I need one of these. A lot.
Ramen robot replaces fleshy chef at Yamanashi eatery
A robot pours soup in a ramen bowl at "Momozono Robot Ramen," a ramen shop in the Yamanashi Prefecture city of Minami-Alps, as shop owner Yoshihira Uchida looks on. (Mainichi)
MINAMI-ALPS, Yamanashi -- "Momozono Robot Ramen," a ramen shop that opened here in November last year, is gaining popularity not only for its delicious ramen noodles, but for its robotic chef.
The ramen-making robot was built by 60-year-old shop owner Yoshihira Uchida, who spent about 20 million yen on its construction. Customers can place their orders on a computer in the shop, customizing various aspects such as the levels of soy sauce, salt, and richness of the soup. Uchida says there are 40 million different flavor permutations.
The noodles themselves are cooked by a human, with the robot creating a perfectly blended soup which is then delivered to the human chef via a conveyor belt, who adds the noodles and toppings. The whole process takes only about two minutes, a minute shorter than instant cup noodles. Prices of ramen per bowl are 500 yen for regular size and 300 yen for small size.
Uchida developed a love of electronics during elementary and junior high school, which he went on to study at the Musashi Institute of Technology (now Tokyo City University) and the University of Toyama's graduate school, focusing on electronic circuits and motors. After graduating, Uchida worked on noodle-packing machines at a food manufacturer until he retired from the company last year.

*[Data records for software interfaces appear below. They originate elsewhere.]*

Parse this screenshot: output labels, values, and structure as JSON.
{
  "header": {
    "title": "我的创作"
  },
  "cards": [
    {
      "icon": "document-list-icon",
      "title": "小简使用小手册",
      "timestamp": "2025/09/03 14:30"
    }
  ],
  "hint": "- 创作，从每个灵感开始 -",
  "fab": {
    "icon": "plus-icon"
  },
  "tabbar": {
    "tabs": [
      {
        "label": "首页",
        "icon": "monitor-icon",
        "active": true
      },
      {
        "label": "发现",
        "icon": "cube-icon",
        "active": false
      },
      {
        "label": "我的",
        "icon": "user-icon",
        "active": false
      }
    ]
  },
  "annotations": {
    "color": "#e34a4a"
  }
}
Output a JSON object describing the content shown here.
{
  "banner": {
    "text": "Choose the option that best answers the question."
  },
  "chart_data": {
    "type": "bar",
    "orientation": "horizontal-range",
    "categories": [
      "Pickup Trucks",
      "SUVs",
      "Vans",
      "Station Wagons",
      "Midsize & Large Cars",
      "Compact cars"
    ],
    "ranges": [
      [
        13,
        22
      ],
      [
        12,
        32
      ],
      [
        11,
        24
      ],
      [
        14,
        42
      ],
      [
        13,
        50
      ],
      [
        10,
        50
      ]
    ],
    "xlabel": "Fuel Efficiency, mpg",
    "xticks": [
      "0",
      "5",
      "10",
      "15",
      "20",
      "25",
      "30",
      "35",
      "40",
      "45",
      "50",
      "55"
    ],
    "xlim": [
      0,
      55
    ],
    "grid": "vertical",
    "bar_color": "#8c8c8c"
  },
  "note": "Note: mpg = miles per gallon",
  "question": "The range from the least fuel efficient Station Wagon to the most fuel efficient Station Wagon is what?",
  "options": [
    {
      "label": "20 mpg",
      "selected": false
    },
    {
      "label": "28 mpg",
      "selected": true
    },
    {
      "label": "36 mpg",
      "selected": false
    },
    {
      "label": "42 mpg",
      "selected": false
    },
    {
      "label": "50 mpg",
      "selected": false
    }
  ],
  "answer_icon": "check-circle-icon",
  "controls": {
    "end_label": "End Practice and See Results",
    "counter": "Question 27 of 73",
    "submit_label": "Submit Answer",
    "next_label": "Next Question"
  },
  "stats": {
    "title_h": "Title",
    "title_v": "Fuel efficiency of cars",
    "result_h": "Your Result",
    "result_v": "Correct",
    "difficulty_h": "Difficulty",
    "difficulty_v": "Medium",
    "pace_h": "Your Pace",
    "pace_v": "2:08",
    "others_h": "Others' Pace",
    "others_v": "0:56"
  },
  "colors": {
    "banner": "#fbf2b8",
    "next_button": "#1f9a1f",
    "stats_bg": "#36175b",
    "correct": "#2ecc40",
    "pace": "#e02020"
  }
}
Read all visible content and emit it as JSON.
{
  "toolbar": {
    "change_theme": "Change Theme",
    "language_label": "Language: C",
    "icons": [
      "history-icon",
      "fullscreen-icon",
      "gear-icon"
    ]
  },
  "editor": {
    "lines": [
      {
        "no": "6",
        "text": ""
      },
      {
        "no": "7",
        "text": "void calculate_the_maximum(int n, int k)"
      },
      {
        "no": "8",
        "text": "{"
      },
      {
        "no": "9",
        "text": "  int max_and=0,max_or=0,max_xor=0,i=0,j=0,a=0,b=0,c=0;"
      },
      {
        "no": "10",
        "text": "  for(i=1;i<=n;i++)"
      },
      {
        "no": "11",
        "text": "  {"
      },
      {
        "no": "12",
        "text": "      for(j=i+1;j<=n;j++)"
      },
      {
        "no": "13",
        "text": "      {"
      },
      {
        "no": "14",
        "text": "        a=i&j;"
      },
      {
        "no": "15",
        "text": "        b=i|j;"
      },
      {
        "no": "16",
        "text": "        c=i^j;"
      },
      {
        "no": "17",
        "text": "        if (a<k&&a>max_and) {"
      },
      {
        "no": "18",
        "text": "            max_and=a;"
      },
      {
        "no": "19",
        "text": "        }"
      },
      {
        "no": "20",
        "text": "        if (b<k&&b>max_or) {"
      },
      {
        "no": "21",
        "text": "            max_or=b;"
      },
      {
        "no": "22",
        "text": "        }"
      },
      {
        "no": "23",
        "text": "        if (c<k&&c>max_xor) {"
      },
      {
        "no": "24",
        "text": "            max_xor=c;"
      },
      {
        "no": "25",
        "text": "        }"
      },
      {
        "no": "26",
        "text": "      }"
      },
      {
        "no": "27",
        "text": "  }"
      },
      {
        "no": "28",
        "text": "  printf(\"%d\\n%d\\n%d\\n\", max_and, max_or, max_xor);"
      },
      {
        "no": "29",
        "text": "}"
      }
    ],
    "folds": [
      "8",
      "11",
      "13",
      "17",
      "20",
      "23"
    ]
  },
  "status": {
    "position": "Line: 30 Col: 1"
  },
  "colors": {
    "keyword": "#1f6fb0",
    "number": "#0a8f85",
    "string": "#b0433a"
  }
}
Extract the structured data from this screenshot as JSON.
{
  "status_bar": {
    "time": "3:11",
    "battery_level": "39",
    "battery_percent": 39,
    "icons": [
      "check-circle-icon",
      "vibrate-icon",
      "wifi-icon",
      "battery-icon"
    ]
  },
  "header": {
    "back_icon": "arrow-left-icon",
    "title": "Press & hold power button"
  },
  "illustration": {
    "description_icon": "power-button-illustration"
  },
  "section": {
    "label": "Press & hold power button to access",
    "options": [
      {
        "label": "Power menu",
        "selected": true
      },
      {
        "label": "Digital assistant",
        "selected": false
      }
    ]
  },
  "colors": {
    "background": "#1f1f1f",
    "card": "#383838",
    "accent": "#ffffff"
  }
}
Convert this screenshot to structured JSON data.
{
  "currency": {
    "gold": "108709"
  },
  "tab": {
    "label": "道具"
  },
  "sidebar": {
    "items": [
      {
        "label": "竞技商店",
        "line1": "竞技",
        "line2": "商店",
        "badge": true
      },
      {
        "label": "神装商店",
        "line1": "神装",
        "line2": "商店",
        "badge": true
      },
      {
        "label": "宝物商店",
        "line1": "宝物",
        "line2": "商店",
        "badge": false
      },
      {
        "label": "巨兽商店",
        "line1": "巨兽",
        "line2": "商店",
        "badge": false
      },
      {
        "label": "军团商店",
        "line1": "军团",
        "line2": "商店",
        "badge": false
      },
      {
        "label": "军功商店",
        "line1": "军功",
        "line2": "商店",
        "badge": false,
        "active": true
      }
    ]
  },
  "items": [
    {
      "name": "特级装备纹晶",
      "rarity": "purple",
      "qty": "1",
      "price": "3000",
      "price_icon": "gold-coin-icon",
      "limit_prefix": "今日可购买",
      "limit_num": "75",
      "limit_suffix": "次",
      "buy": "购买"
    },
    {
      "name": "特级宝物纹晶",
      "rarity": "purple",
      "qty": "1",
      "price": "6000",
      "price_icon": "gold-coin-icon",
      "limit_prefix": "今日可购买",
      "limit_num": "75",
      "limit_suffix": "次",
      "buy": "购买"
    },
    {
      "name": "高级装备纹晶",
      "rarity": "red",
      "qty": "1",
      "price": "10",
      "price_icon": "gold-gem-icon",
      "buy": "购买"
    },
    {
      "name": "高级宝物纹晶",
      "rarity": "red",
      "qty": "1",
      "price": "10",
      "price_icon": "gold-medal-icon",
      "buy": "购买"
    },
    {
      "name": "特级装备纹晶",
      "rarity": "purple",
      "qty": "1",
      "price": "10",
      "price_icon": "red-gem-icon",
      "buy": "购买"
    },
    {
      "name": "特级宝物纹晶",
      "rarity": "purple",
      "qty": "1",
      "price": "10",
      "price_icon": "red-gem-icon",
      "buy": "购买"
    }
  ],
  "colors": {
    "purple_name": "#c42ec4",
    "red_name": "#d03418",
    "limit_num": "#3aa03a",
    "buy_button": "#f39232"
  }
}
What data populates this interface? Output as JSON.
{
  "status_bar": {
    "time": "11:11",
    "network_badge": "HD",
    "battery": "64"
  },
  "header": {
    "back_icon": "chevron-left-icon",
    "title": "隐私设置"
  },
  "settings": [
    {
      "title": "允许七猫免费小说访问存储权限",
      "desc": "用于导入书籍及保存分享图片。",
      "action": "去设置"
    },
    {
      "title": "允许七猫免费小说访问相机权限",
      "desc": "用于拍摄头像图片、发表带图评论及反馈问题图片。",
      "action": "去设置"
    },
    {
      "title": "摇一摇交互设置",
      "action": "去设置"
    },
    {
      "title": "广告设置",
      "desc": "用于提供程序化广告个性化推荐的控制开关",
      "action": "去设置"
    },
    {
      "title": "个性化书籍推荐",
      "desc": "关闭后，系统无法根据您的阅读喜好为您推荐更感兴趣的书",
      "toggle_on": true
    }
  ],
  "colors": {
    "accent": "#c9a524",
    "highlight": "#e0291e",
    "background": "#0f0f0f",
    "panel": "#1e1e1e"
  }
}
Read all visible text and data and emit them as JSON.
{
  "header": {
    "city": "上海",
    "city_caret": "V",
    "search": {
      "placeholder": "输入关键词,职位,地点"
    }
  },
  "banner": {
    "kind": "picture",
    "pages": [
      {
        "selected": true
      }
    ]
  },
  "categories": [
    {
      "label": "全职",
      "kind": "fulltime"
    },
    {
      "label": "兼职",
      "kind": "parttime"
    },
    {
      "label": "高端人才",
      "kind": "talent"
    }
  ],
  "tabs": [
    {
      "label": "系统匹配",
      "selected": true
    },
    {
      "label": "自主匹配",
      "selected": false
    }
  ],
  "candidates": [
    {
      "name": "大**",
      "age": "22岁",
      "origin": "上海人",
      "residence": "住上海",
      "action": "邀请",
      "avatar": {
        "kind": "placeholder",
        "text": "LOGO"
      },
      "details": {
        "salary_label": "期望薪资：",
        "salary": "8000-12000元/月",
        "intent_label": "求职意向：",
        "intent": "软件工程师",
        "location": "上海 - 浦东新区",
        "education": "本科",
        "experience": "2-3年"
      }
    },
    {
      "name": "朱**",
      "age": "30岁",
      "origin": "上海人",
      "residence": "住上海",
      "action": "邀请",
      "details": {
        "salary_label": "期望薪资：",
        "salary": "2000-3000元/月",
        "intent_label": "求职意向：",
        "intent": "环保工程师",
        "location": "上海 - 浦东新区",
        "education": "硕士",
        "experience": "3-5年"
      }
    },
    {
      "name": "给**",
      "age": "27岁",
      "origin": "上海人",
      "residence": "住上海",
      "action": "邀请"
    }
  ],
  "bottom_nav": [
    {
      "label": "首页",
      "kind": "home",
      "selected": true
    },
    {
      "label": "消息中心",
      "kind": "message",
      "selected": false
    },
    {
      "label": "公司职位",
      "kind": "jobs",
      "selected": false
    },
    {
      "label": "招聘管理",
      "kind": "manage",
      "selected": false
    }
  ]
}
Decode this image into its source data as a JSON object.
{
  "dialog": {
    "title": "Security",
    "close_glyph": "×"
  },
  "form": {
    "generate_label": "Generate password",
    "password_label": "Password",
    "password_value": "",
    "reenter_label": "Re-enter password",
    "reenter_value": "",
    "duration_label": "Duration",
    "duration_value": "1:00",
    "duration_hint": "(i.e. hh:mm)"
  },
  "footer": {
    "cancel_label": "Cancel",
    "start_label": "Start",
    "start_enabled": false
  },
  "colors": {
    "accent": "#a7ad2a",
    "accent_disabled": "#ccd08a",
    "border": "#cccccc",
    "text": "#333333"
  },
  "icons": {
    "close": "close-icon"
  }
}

While working for the company, Uchida, a huge noodle lover, opened a soba noodle shop 10 years ago. He later started to make ramen -- which received mixed comments from friends, with some saying the taste was strong, and others too weak. In the end, Uchida hit upon the idea of creating a robot that can allow customers to choose the flavor they want.
Uchida began to develop the robot at his home in around 2003, asking an iron foundry to produce the specialist parts he needed. He finally completed the robot in November last year, but suffered teething problems: ramen with no taste, and computer crashes caused by spilled soup. After repeated repairs, however, Uchida finally managed to iron out the bugs.
He's now aiming at automating the addition of noodles and toppings, and shrinking the robot itself. He is also planning to open his second ramen shop in Kofu possibly by the end of this year.
"I want to mass produce the robot in the future and leave my mark out there," he says.
(Mainichi Japan) July 4, 2009